• [WHAT THE TASK REQUIRES] Could you copy out all the lines in the material below where the word "name" occurs?

• [DATASET RECORDS]

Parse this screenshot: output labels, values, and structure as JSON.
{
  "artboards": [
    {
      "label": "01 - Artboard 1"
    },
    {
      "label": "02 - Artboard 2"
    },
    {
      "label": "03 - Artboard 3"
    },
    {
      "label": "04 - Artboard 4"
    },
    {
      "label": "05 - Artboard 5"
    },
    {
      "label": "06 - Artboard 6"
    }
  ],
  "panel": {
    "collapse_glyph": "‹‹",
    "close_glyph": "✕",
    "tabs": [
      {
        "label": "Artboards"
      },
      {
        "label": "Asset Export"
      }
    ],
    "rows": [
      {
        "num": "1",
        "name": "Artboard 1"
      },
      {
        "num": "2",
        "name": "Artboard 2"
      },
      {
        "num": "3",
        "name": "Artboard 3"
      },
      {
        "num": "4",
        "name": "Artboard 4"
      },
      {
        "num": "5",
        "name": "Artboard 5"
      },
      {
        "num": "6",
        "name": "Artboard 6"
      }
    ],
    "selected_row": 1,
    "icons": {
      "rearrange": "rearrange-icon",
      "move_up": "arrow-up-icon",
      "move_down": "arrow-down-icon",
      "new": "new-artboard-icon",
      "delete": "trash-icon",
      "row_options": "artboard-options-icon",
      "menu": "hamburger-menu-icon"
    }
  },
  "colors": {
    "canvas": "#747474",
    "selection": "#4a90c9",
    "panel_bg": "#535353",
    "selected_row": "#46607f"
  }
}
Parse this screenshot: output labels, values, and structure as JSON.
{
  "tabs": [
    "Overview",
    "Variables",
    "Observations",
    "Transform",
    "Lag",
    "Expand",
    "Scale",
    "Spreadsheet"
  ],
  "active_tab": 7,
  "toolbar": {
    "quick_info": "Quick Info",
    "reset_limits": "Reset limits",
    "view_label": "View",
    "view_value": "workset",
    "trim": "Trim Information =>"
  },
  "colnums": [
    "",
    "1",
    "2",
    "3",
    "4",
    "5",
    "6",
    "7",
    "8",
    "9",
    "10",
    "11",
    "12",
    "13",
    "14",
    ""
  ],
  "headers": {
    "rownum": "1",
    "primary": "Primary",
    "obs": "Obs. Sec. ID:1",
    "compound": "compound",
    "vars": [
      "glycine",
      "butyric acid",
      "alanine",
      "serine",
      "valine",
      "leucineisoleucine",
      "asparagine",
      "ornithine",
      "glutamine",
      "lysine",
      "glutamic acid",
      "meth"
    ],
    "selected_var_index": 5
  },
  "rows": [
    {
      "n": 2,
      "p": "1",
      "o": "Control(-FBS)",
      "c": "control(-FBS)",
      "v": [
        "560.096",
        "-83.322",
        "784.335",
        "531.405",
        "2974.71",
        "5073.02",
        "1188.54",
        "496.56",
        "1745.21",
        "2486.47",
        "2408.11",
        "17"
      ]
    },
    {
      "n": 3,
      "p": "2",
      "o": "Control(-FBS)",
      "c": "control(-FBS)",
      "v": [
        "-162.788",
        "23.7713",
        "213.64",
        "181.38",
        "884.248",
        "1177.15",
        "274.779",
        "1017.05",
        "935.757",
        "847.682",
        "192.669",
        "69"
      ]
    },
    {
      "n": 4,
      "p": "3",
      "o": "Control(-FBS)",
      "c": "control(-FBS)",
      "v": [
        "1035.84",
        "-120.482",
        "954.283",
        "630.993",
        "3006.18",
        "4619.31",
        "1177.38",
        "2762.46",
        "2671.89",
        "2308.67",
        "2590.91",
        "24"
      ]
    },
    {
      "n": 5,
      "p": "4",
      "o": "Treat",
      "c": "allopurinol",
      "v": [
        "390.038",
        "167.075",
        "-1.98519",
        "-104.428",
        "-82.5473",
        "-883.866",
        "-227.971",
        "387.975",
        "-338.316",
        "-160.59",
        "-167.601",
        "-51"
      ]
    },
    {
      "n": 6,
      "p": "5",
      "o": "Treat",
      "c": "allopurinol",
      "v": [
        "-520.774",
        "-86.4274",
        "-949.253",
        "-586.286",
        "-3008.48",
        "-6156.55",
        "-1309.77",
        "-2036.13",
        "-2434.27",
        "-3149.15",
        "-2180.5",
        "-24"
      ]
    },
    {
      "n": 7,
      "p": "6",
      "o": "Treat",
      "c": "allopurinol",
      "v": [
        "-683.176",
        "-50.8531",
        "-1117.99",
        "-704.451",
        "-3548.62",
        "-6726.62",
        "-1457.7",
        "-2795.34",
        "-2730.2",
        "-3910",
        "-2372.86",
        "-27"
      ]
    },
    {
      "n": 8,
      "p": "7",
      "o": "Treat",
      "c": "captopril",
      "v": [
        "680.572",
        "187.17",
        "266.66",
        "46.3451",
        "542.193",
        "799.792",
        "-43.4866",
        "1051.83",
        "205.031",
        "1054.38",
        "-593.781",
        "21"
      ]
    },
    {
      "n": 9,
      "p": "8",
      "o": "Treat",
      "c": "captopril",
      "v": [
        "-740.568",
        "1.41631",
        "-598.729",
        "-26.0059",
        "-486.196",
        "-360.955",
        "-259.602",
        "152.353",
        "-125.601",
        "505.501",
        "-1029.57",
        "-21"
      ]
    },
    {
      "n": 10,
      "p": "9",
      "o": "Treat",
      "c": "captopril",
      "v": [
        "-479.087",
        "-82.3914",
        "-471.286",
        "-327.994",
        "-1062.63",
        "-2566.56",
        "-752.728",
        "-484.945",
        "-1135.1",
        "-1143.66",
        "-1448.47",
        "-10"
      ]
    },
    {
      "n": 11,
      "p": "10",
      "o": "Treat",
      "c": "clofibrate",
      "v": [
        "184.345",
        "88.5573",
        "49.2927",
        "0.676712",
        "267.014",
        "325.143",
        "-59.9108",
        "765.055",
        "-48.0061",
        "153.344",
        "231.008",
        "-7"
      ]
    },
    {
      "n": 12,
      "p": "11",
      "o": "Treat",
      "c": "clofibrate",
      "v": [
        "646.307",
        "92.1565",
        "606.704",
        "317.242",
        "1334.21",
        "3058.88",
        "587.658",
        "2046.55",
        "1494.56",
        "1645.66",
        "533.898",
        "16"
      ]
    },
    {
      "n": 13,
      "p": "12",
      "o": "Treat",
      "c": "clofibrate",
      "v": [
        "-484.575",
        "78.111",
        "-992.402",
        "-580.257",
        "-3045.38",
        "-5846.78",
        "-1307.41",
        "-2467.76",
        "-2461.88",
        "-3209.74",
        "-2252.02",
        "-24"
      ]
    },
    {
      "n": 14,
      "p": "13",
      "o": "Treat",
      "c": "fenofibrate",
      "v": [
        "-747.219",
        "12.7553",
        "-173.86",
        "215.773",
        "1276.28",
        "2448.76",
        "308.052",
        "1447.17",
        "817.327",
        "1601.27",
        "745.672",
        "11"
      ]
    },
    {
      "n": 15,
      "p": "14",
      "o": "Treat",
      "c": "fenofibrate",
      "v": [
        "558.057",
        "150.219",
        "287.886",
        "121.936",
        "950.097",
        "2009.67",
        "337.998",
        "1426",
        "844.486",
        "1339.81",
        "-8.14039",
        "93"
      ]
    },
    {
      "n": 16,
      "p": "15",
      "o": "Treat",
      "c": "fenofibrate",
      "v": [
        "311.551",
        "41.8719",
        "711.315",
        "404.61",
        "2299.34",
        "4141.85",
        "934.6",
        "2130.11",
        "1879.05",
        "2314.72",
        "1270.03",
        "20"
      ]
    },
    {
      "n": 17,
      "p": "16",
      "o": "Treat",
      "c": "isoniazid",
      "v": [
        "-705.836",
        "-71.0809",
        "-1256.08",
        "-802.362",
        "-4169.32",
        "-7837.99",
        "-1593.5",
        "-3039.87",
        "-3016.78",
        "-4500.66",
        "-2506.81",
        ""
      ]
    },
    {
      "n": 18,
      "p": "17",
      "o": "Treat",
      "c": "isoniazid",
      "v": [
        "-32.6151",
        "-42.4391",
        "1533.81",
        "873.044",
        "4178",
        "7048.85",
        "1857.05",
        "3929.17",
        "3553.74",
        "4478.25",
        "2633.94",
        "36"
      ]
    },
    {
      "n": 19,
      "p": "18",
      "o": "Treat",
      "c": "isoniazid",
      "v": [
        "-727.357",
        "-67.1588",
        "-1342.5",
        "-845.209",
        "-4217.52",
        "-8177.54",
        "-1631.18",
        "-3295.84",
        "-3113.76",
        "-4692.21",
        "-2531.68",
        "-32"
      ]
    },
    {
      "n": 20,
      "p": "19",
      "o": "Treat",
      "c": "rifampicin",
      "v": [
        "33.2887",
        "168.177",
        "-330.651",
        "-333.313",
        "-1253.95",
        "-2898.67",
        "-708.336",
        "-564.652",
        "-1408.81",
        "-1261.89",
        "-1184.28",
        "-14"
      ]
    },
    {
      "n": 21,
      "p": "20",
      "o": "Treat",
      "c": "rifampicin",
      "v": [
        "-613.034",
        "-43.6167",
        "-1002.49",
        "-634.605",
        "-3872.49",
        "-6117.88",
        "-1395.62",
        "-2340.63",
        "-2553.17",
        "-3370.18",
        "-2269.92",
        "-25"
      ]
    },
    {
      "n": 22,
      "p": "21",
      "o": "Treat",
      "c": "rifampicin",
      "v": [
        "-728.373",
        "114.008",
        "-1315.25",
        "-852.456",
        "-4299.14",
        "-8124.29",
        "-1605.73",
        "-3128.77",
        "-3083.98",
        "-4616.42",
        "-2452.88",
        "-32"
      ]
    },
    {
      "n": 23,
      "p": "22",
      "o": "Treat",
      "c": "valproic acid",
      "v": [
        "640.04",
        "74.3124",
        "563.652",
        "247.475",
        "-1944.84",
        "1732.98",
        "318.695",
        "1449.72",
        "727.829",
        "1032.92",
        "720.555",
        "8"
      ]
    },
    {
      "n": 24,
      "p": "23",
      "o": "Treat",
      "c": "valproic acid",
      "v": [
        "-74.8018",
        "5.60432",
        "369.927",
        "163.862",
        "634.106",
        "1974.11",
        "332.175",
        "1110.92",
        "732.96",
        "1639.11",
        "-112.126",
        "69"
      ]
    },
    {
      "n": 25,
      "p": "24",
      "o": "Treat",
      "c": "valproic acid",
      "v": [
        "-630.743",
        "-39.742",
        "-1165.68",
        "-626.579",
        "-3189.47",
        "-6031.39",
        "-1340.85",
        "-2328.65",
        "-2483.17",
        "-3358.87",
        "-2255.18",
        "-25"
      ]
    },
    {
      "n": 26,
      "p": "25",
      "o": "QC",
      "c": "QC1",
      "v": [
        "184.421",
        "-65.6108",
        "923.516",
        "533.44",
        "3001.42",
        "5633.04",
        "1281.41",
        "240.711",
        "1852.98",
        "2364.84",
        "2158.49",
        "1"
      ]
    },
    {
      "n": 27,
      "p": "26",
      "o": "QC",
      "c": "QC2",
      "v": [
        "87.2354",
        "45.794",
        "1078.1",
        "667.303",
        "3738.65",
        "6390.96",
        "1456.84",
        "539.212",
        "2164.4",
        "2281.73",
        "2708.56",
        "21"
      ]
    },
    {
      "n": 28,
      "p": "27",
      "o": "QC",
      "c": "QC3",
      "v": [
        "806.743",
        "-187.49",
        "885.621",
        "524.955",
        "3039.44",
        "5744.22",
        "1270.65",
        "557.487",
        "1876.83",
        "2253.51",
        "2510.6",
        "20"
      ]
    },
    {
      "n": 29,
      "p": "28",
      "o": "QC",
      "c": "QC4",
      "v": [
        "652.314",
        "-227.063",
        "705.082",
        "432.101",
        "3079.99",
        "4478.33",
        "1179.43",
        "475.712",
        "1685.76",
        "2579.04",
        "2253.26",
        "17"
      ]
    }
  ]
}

• [RESULT FOR THIS EXERCISE]
        "name": "Artboard 1"
        "name": "Artboard 2"
        "name": "Artboard 3"
        "name": "Artboard 4"
        "name": "Artboard 5"
        "name": "Artboard 6"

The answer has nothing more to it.